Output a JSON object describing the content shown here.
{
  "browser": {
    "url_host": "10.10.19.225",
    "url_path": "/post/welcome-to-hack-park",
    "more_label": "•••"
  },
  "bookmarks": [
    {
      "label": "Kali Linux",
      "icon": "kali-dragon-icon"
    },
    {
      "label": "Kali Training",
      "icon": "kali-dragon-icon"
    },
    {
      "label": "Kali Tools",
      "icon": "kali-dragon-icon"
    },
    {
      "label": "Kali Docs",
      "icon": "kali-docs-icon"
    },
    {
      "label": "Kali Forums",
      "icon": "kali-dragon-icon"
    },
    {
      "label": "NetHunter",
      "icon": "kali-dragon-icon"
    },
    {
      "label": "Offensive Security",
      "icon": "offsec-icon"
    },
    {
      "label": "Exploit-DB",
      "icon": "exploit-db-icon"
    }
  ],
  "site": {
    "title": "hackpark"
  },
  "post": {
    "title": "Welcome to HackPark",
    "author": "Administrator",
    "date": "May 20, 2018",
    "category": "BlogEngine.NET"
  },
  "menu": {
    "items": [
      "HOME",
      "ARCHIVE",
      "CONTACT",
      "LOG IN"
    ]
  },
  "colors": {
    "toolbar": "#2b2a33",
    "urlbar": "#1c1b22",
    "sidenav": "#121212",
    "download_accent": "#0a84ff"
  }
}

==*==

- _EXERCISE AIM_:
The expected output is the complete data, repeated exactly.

- _TASK SOLUTION_:
Output a JSON object describing the content shown here.
{
  "browser": {
    "url_host": "10.10.19.225",
    "url_path": "/post/welcome-to-hack-park",
    "more_label": "•••"
  },
  "bookmarks": [
    {
      "label": "Kali Linux",
      "icon": "kali-dragon-icon"
    },
    {
      "label": "Kali Training",
      "icon": "kali-dragon-icon"
    },
    {
      "label": "Kali Tools",
      "icon": "kali-dragon-icon"
    },
    {
      "label": "Kali Docs",
      "icon": "kali-docs-icon"
    },
    {
      "label": "Kali Forums",
      "icon": "kali-dragon-icon"
    },
    {
      "label": "NetHunter",
      "icon": "kali-dragon-icon"
    },
    {
      "label": "Offensive Security",
      "icon": "offsec-icon"
    },
    {
      "label": "Exploit-DB",
      "icon": "exploit-db-icon"
    }
  ],
  "site": {
    "title": "hackpark"
  },
  "post": {
    "title": "Welcome to HackPark",
    "author": "Administrator",
    "date": "May 20, 2018",
    "category": "BlogEngine.NET"
  },
  "menu": {
    "items": [
      "HOME",
      "ARCHIVE",
      "CONTACT",
      "LOG IN"
    ]
  },
  "colors": {
    "toolbar": "#2b2a33",
    "urlbar": "#1c1b22",
    "sidenav": "#121212",
    "download_accent": "#0a84ff"
  }
}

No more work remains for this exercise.